“We'll have to count on the possibility that all of the information that we provide to the court will be made public,” he added.
The court's decision comes after Polish state prosecutors requested a further extension from the attorney general for their investigation into the existence of the alleged CIA prisons, after the probe was scheduled to be concluded in February.
On 27 January, Mikolaj Pietrzak, lawyer for Saudi Abd al-Rahim al-Nashiri - who filed a complaint to the court in May 2011 claiming he was detained in a CIA jail in Poland from 2002 to 2003. The lawyer claims that Polish authorities were dragging out the probe in fear its conclusions would create embarrassment for the country’s authorities.
The declassified items are thought to reveal how Poland attempted to avoid submitting certain documents about the alleged existence ofthe CIA prison.

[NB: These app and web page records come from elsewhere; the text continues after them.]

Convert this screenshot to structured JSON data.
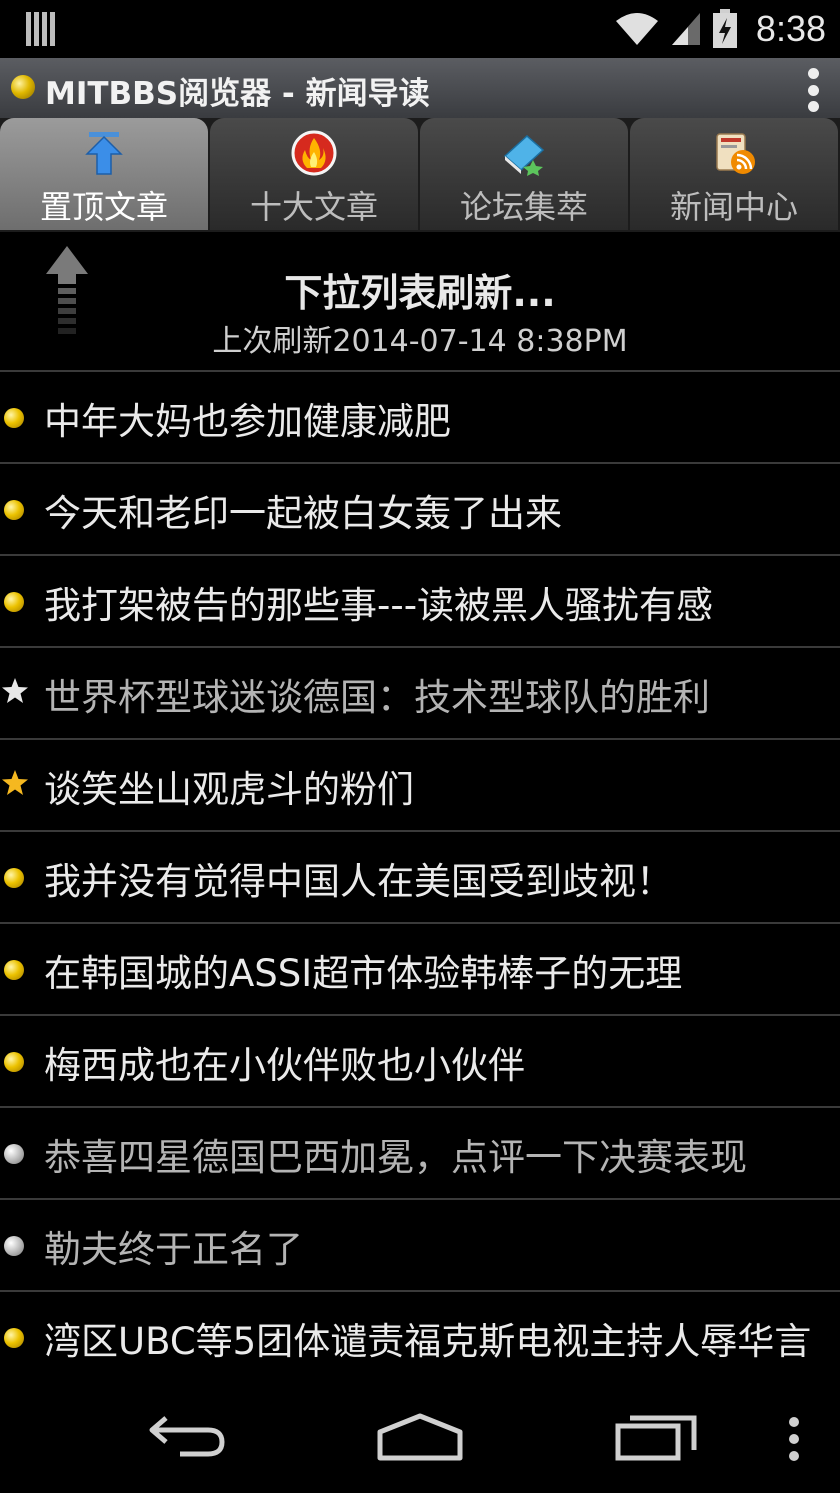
{
  "status_bar": {
    "time": "8:38"
  },
  "app": {
    "title": "MITBBS阅览器 - 新闻导读"
  },
  "tabs": [
    {
      "label": "置顶文章",
      "icon": "upload-arrow-icon",
      "active": true
    },
    {
      "label": "十大文章",
      "icon": "fire-icon",
      "active": false
    },
    {
      "label": "论坛集萃",
      "icon": "book-icon",
      "active": false
    },
    {
      "label": "新闻中心",
      "icon": "news-rss-icon",
      "active": false
    }
  ],
  "refresh": {
    "title": "下拉列表刷新...",
    "subtitle": "上次刷新2014-07-14 8:38PM"
  },
  "articles": [
    {
      "title": "中年大妈也参加健康减肥",
      "marker": "yellow-dot",
      "read": false
    },
    {
      "title": "今天和老印一起被白女轰了出来",
      "marker": "yellow-dot",
      "read": false
    },
    {
      "title": "我打架被告的那些事---读被黑人骚扰有感",
      "marker": "yellow-dot",
      "read": false
    },
    {
      "title": "世界杯型球迷谈德国：技术型球队的胜利",
      "marker": "white-star",
      "read": true
    },
    {
      "title": "谈笑坐山观虎斗的粉们",
      "marker": "gold-star",
      "read": false
    },
    {
      "title": "我并没有觉得中国人在美国受到歧视！",
      "marker": "yellow-dot",
      "read": false
    },
    {
      "title": "在韩国城的ASSI超市体验韩棒子的无理",
      "marker": "yellow-dot",
      "read": false
    },
    {
      "title": "梅西成也在小伙伴败也小伙伴",
      "marker": "yellow-dot",
      "read": false
    },
    {
      "title": "恭喜四星德国巴西加冕，点评一下决赛表现",
      "marker": "gray-dot",
      "read": true
    },
    {
      "title": "勒夫终于正名了",
      "marker": "gray-dot",
      "read": true
    },
    {
      "title": "湾区UBC等5团体谴责福克斯电视主持人辱华言",
      "marker": "yellow-dot",
      "read": false
    }
  ],
  "colors": {
    "accent_yellow": "#ecc200",
    "text": "#eaeaea",
    "read_text": "#b4b4b4"
  }
}
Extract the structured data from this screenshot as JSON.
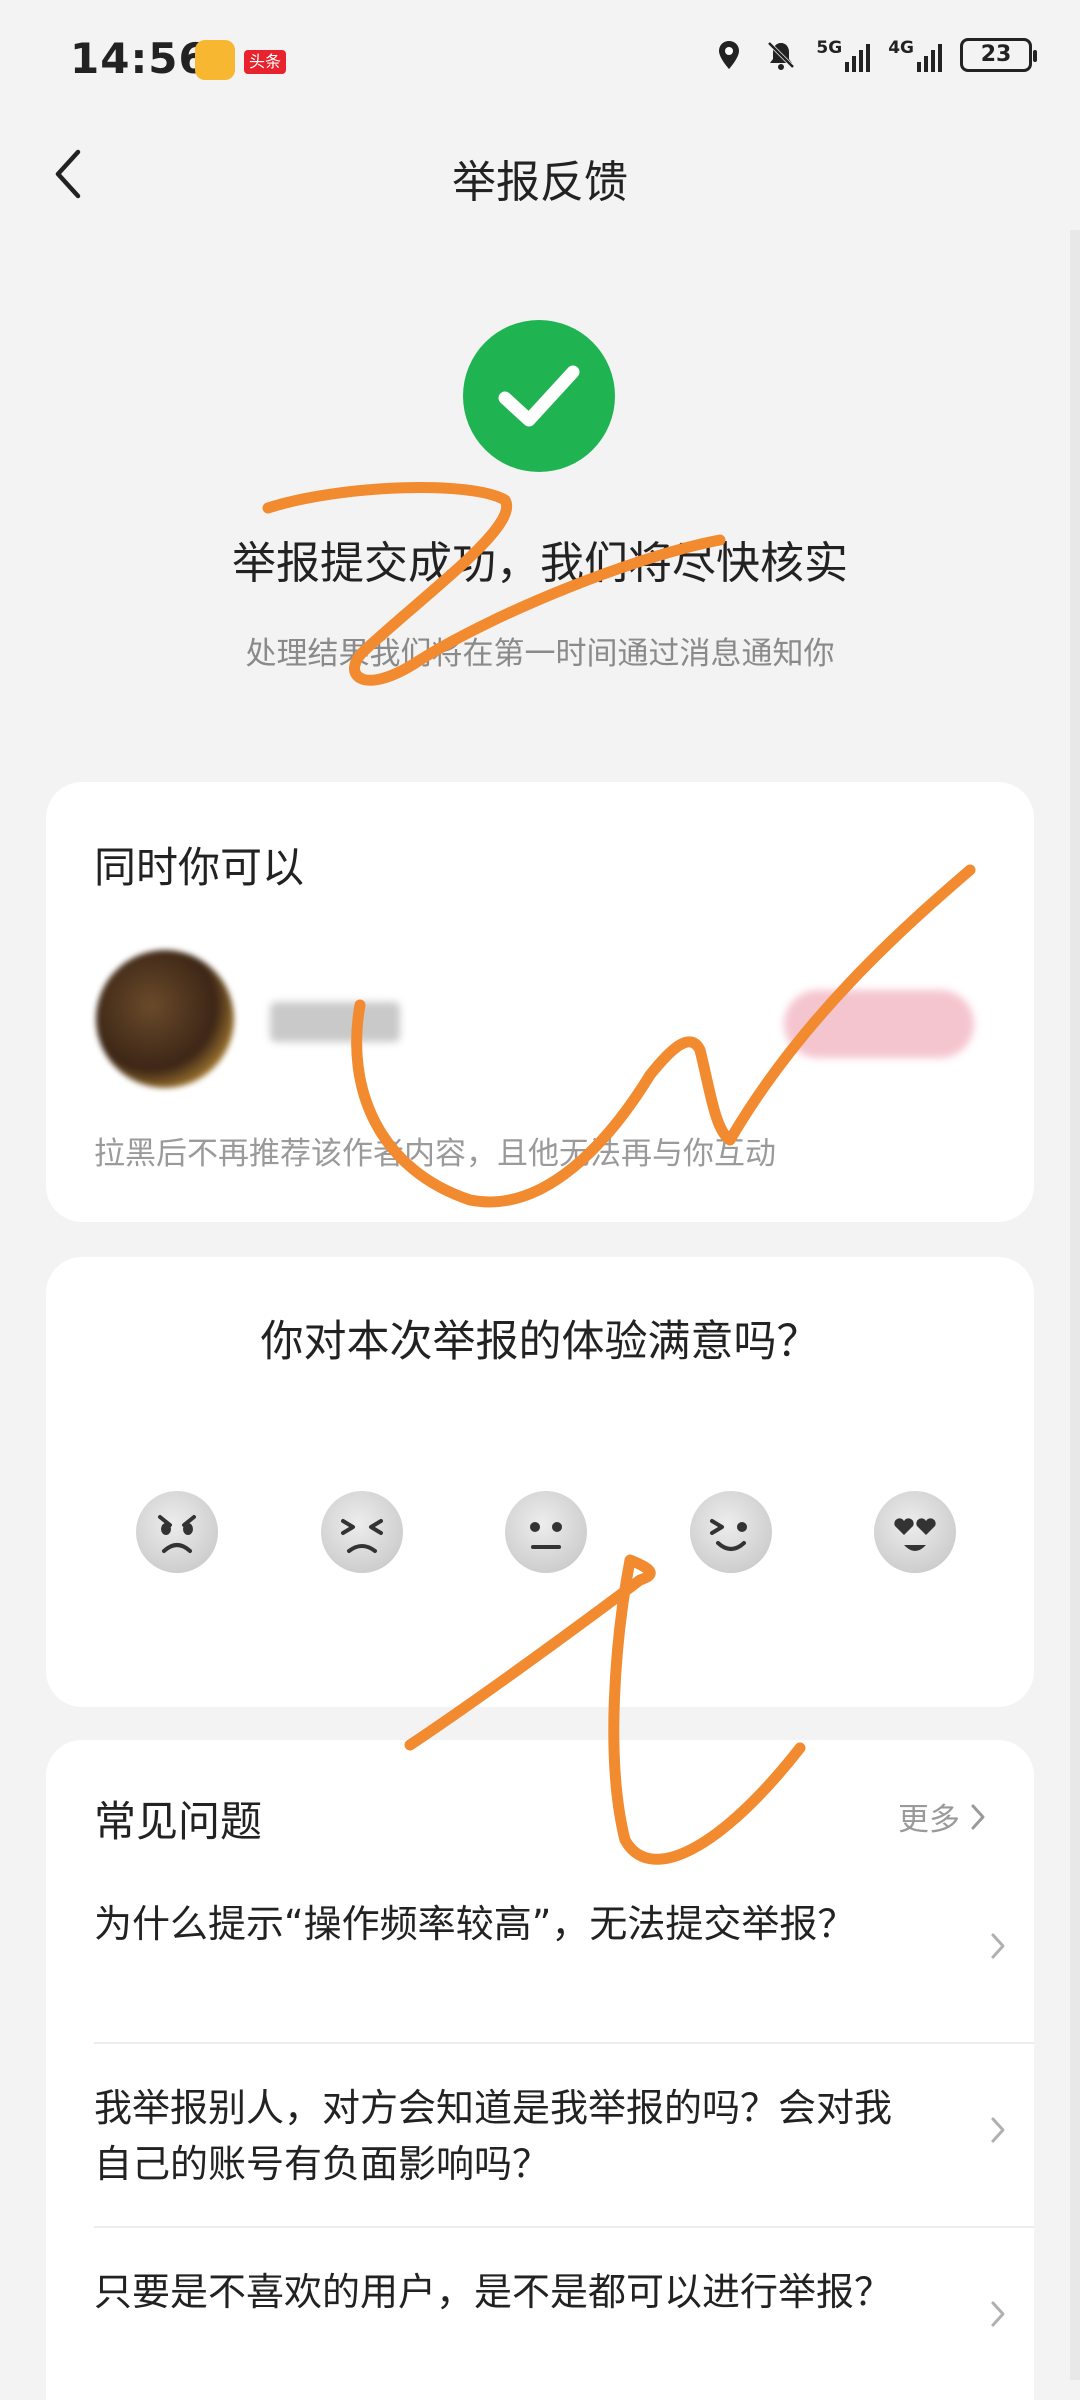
{
  "status_bar": {
    "time": "14:56",
    "toutiao_label": "头条",
    "battery": "23",
    "signal1": "5G",
    "signal2": "4G"
  },
  "nav": {
    "title": "举报反馈"
  },
  "result": {
    "title": "举报提交成功，我们将尽快核实",
    "subtitle": "处理结果我们将在第一时间通过消息通知你",
    "icon_color": "#1fb451"
  },
  "actions_card": {
    "heading": "同时你可以",
    "block_description": "拉黑后不再推荐该作者内容，且他无法再与你互动"
  },
  "survey": {
    "question": "你对本次举报的体验满意吗？",
    "faces": [
      "angry-face-icon",
      "frustrated-face-icon",
      "neutral-face-icon",
      "smiling-face-icon",
      "heart-eyes-face-icon"
    ]
  },
  "faq": {
    "title": "常见问题",
    "more": "更多",
    "items": [
      "为什么提示“操作频率较高”，无法提交举报？",
      "我举报别人，对方会知道是我举报的吗？会对我自己的账号有负面影响吗？",
      "只要是不喜欢的用户，是不是都可以进行举报？"
    ]
  }
}
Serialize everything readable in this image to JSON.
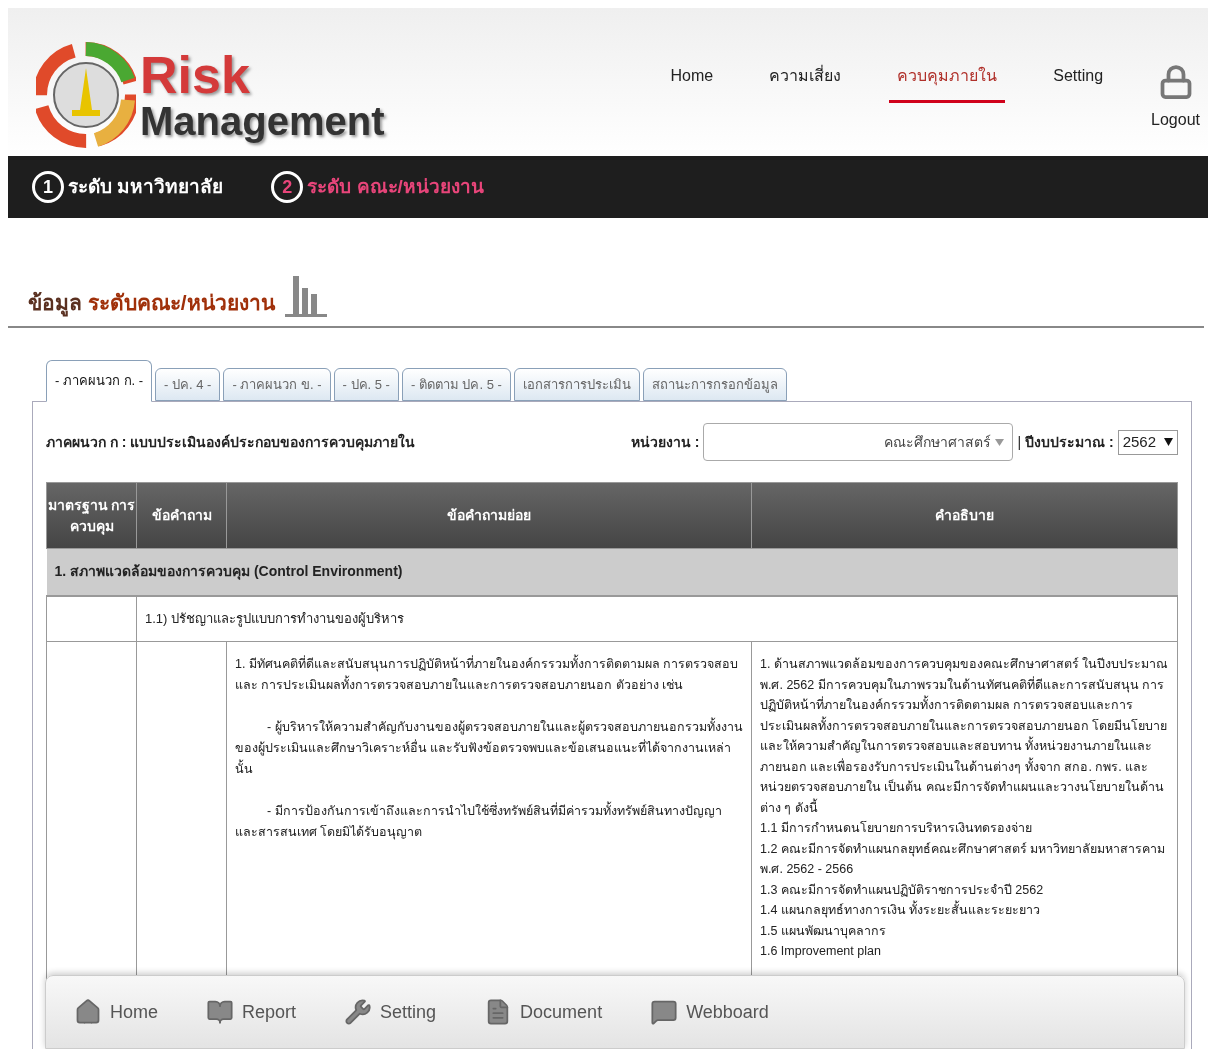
{
  "logo": {
    "word_1": "Risk",
    "word_2": "Management"
  },
  "nav": {
    "items": [
      {
        "label": "Home",
        "selected": false
      },
      {
        "label": "ความเสี่ยง",
        "selected": false
      },
      {
        "label": "ควบคุมภายใน",
        "selected": true
      },
      {
        "label": "Setting",
        "selected": false
      }
    ],
    "logout": "Logout"
  },
  "levels": [
    {
      "number": "1",
      "label": "ระดับ มหาวิทยาลัย",
      "selected": false
    },
    {
      "number": "2",
      "label": "ระดับ คณะ/หน่วยงาน",
      "selected": true
    }
  ],
  "heading": {
    "prefix": "ข้อมูล",
    "highlight": "ระดับคณะ/หน่วยงาน"
  },
  "tabs": [
    {
      "label": "- ภาคผนวก ก. -",
      "selected": true
    },
    {
      "label": "- ปค. 4 -",
      "selected": false
    },
    {
      "label": "- ภาคผนวก ข. -",
      "selected": false
    },
    {
      "label": "- ปค. 5 -",
      "selected": false
    },
    {
      "label": "- ติดตาม ปค. 5 -",
      "selected": false
    },
    {
      "label": "เอกสารการประเมิน",
      "selected": false
    },
    {
      "label": "สถานะการกรอกข้อมูล",
      "selected": false
    }
  ],
  "form": {
    "title": "ภาคผนวก ก : แบบประเมินองค์ประกอบของการควบคุมภายใน",
    "unit_label": "หน่วยงาน :",
    "unit_value": "คณะศึกษาศาสตร์",
    "separator": "|",
    "year_label": "ปีงบประมาณ :",
    "year_value": "2562"
  },
  "table": {
    "columns": [
      "มาตรฐาน การควบคุม",
      "ข้อคำถาม",
      "ข้อคำถามย่อย",
      "คำอธิบาย"
    ],
    "rows": [
      {
        "kind": "section",
        "text": "1. สภาพแวดล้อมของการควบคุม (Control Environment)"
      },
      {
        "kind": "subsection",
        "text": "1.1) ปรัชญาและรูปแบบการทำงานของผู้บริหาร"
      },
      {
        "kind": "item",
        "questions": [
          {
            "text": "1. มีทัศนคติที่ดีและสนับสนุนการปฏิบัติหน้าที่ภายในองค์กรรวมทั้งการติดตามผล การตรวจสอบ และ การประเมินผลทั้งการตรวจสอบภายในและการตรวจสอบภายนอก ตัวอย่าง เช่น",
            "indent": false
          },
          {
            "text": "- ผู้บริหารให้ความสำคัญกับงานของผู้ตรวจสอบภายในและผู้ตรวจสอบภายนอกรวมทั้งงานของผู้ประเมินและศึกษาวิเคราะห์อื่น และรับฟังข้อตรวจพบและข้อเสนอแนะที่ได้จากงานเหล่านั้น",
            "indent": true
          },
          {
            "text": "- มีการป้องกันการเข้าถึงและการนำไปใช้ซึ่งทรัพย์สินที่มีค่ารวมทั้งทรัพย์สินทางปัญญา และสารสนเทศ โดยมิได้รับอนุญาต",
            "indent": true
          }
        ],
        "description": {
          "paragraph": "1. ด้านสภาพแวดล้อมของการควบคุมของคณะศึกษาศาสตร์ ในปีงบประมาณ พ.ศ. 2562 มีการควบคุมในภาพรวมในด้านทัศนคติที่ดีและการสนับสนุน การปฏิบัติหน้าที่ภายในองค์กรรวมทั้งการติดตามผล การตรวจสอบและการประเมินผลทั้งการตรวจสอบภายในและการตรวจสอบภายนอก โดยมีนโยบายและให้ความสำคัญในการตรวจสอบและสอบทาน ทั้งหน่วยงานภายในและภายนอก และเพื่อรองรับการประเมินในด้านต่างๆ ทั้งจาก สกอ. กพร. และหน่วยตรวจสอบภายใน เป็นต้น คณะมีการจัดทำแผนและวางนโยบายในด้านต่าง ๆ ดังนี้",
          "items": [
            "1.1 มีการกำหนดนโยบายการบริหารเงินทดรองจ่าย",
            "1.2 คณะมีการจัดทำแผนกลยุทธ์คณะศึกษาศาสตร์ มหาวิทยาลัยมหาสารคาม พ.ศ. 2562 - 2566",
            "1.3 คณะมีการจัดทำแผนปฏิบัติราชการประจำปี 2562",
            "1.4 แผนกลยุทธ์ทางการเงิน ทั้งระยะสั้นและระยะยาว",
            "1.5 แผนพัฒนาบุคลากร",
            "1.6 Improvement plan"
          ]
        }
      }
    ]
  },
  "footer_nav": [
    {
      "kind": "home",
      "label": "Home"
    },
    {
      "kind": "report",
      "label": "Report"
    },
    {
      "kind": "setting",
      "label": "Setting"
    },
    {
      "kind": "document",
      "label": "Document"
    },
    {
      "kind": "webboard",
      "label": "Webboard"
    }
  ]
}
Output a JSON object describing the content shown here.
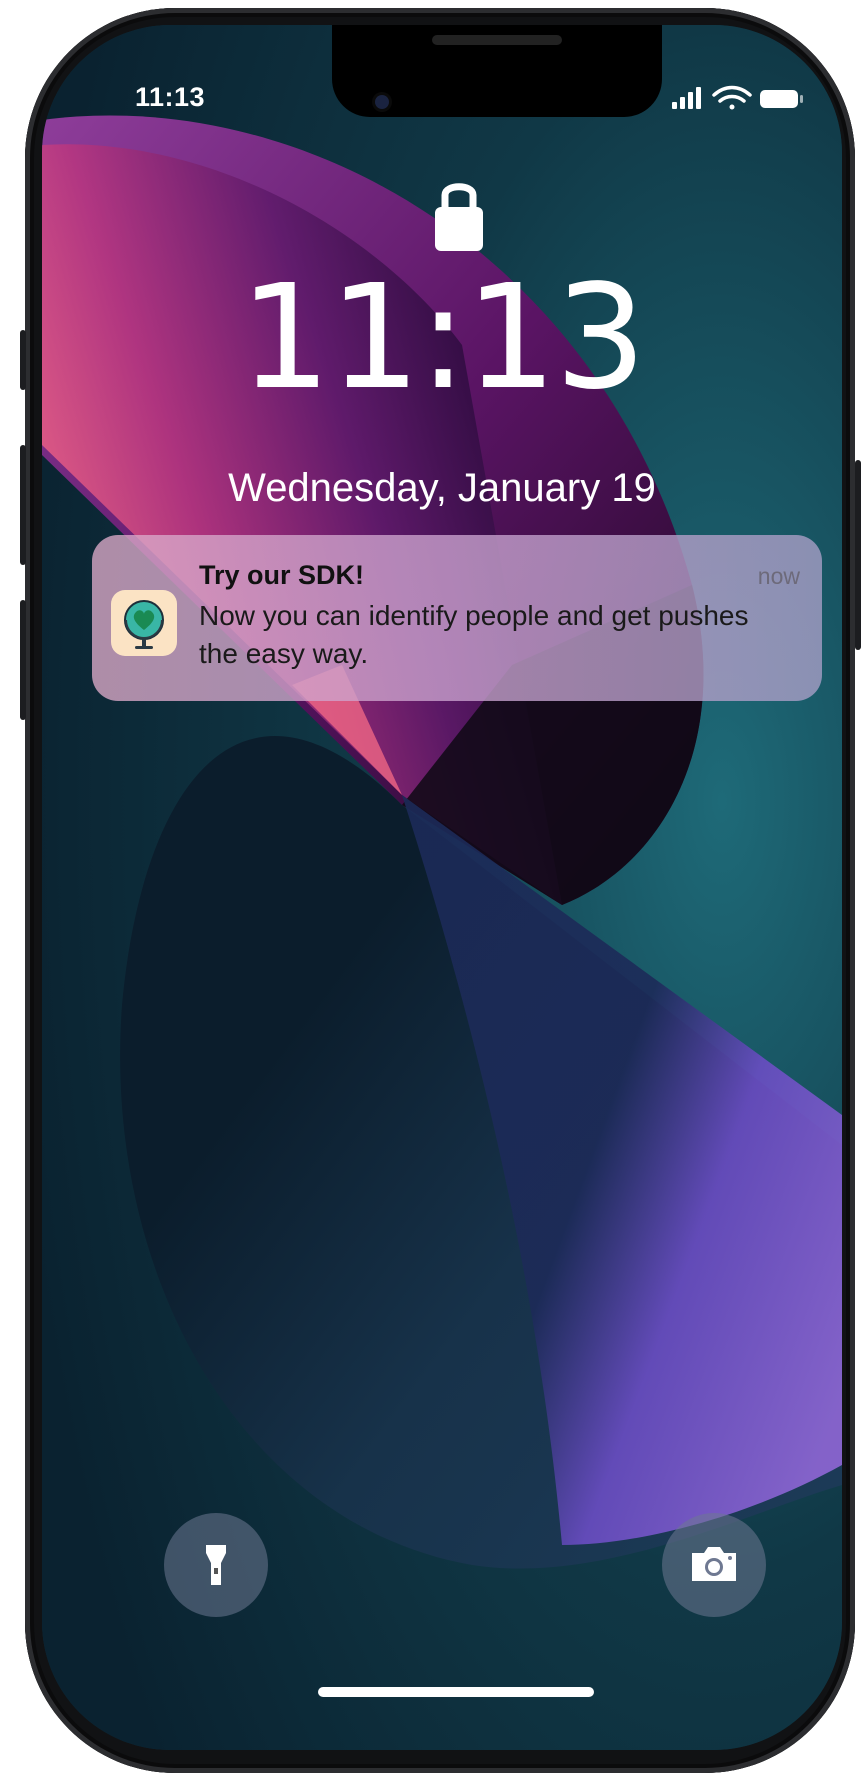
{
  "status_bar": {
    "time": "11:13",
    "icons": [
      "cellular-signal-icon",
      "wifi-icon",
      "battery-icon"
    ]
  },
  "lock_screen": {
    "lock_icon": "lock-icon",
    "clock": "11:13",
    "date": "Wednesday, January 19"
  },
  "notification": {
    "app_icon": "globe-heart-icon",
    "title": "Try our SDK!",
    "body": "Now you can identify people and get pushes the easy way.",
    "time": "now"
  },
  "quick_actions": {
    "left": "flashlight-icon",
    "right": "camera-icon"
  },
  "colors": {
    "background": "#0f2a36",
    "notification_bg": "#cfa9cc",
    "accent_purple": "#7a4fc4",
    "accent_pink": "#f06a86"
  }
}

Meanwhile, a new report by the Open Society Justice Initiative NGO, released on Tuesday, has detailed what is thought to be known about the CIA rendition programme, which involved 25 European countries, 14 in Asia and 13 in Africa, where terrorist suspects were imprisoned and, in some cases, tortured.
The European nations involved were Romania, Lithuania, and Poland but also Germany, Croatia, and the UK among others, claims the report.
“The moral cost of these programs was borne not just by the US but by the 54 other countries it recruited to help,” one of the reports authors, Amrit Singh, says.
The report, Globalizing Torture, claims that there were 136 known victims involved in the programme following the 9/11 attacks in New York and Washington, alleging that “responsibility for the abuses lies not only with the United States but with dozens of foreign governments that were complicit”
“By enlisting the participation of dozens of foreign governments in these violations, the United States further undermined longstanding human rights protections enshrined in international law—including, in particular, the norm against torture,” says the report.
“The CIA secretly held its detainees in Afghanistan, Lithuania, Morocco, Poland, Romania, Thailand, and Guantánamo Bay,” the report claims, with “a hundred detainees […] held under the CIA secret detention program, about a third of whom were questioned using enhanced interrogation techniques [or, torture].”
In a section on Poland, the report says: “CIA-operated planes used for detainee transfers landed at Szymany airport, near the town of Szczytno, in Warmia-Mazuria province in north-eastern Poland. Polish military intelligence officials and Polish documentation confirmed [in subsequent media reports] that “high value detainees” entered Poland “on the runway of Szczytno-Szymany [airport]. Passengers from flights were transferred in vans that promptly departed Szymany airport for the Stare Kiejkuty intelligence training base where the “high value detainees” were held.”
President of Poland at the time of the allegations, Aleksander Kwasniewski and Prime Minister Leszek Miller both deny knowledge of the CIA 'black site' programme on Polish soil. (pg/nh)